  • MacDonald, B.A. & J.E. Ward, 2009. Feeding activity of scallops and mussels measured simultaneously in the field: Repeated measures sampling and implications for modelling. J. Exp. Mar. Biol. Ecol. 371: 42–50.
  • Li, B., J.E. Ward & B.A. Holohan, 2008. Effect of transparent exopolymer particles (TEP) from marine suspension feeders on particle aggregation. Mar. Ecol. Prog. Ser. 357: 67–77.
  • Frank, D.M., J.E. Ward, S.E. Shumway, C. Gray & B.A. Holohan, 2008. Application of particle image velocimetry to the study of suspension feeding in marine invertebrates. Mar. Fresh. Behav. Physiol. 41: 1-18.
  • Kach, D.J. & J.E. Ward, 2008. The role of marine aggregates in the ingestion of picoplankton‑size particles by suspension‑feeding molluscs. Mar. Biol. 153: 797‑805.
  • Lyons, M.M., Y.T. Lau, W.E. Carden, J.E. Ward, S.B. Roberts, R.S. Smolowitz, J. Vallino & B. Allam, 2008. Characteristics of marine aggregates in shallow‑water ecosystems: Implications for disease ecology. EcoHealth. 4: 406-420.
  • Frank, D.M., J.F. Hamilton, J.E. Ward & S.E. Shumway, 2007. A fiber optic sensor for high resolution measurement and continuous monitoring of valve gape in bivalve molluscs. J. Shellfish Res. 26: 575-580.
  • Lyons, M.M., R. Smolowitz, M. Gomez‑Chiarri & J.E. Ward, 2007. Epizootiology of Quahog Parasite X (QPX) disease in hard clams Mercenaria mercenaria. J. Shellfish Res. 26: 371-381.

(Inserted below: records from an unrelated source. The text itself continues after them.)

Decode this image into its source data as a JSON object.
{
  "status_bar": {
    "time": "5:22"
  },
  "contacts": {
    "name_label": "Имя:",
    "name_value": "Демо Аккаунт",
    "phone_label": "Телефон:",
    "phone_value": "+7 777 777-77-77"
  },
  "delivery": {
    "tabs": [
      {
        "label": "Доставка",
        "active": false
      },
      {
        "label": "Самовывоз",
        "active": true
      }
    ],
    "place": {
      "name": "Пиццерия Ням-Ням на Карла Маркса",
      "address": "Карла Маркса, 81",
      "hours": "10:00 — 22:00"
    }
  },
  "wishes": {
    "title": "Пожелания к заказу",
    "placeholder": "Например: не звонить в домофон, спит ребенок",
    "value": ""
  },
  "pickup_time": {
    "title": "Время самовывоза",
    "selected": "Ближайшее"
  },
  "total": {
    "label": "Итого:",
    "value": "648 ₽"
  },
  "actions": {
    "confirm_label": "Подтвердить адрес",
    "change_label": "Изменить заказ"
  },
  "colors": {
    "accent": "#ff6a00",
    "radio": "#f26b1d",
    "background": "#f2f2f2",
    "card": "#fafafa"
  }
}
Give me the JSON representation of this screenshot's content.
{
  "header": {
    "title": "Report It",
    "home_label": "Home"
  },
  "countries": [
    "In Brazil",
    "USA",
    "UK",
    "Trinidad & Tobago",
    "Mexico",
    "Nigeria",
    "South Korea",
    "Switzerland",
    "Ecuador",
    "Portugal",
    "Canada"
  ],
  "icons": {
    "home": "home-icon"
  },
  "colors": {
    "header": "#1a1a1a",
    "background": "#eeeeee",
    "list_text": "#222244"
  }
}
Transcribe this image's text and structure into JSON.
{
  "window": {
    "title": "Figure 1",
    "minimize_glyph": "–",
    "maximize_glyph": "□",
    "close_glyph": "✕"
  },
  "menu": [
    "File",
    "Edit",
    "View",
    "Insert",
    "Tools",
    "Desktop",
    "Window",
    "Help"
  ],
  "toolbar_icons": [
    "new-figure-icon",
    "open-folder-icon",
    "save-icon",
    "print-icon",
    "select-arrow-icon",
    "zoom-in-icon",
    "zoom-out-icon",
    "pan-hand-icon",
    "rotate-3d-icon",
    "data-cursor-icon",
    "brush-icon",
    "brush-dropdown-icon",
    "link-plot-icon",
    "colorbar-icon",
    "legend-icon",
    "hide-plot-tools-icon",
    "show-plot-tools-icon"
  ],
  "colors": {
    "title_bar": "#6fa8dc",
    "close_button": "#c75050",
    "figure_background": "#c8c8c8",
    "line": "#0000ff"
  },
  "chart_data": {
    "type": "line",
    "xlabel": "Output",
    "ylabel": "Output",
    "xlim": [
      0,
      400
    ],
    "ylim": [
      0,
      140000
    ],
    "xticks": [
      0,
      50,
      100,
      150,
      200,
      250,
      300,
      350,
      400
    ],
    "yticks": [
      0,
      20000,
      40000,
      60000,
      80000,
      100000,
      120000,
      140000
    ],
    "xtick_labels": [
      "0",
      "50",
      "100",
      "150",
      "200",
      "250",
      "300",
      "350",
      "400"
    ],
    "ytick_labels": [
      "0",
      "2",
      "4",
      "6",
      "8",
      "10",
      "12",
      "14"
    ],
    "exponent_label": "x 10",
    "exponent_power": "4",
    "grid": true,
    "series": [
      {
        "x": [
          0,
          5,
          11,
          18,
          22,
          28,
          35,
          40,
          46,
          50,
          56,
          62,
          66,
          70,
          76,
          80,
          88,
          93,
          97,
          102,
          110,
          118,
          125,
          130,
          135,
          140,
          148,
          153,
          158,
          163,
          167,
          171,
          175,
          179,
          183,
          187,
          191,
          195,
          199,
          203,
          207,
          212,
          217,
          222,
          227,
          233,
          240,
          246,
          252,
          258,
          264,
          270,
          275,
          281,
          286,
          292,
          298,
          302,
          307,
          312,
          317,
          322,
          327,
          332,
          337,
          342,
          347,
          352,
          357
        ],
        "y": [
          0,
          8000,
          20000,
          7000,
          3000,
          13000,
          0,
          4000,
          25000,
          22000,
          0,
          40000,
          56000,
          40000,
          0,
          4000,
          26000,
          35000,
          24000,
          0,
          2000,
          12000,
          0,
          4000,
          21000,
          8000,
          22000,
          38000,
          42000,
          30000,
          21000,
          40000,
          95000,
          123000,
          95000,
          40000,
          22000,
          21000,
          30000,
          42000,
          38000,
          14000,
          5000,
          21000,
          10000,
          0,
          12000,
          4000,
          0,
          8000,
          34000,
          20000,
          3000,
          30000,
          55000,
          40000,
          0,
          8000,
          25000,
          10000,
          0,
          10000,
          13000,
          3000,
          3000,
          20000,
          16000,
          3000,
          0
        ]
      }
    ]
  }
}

  • Heinonen, K.B., J.E. Ward & B.A. Holohan, 2007. Production of transparent exopolymer particles (TEP) by benthic suspension feeders in coastal systems. J. Exp. Mar. Biol. Ecol. 341: 184-195.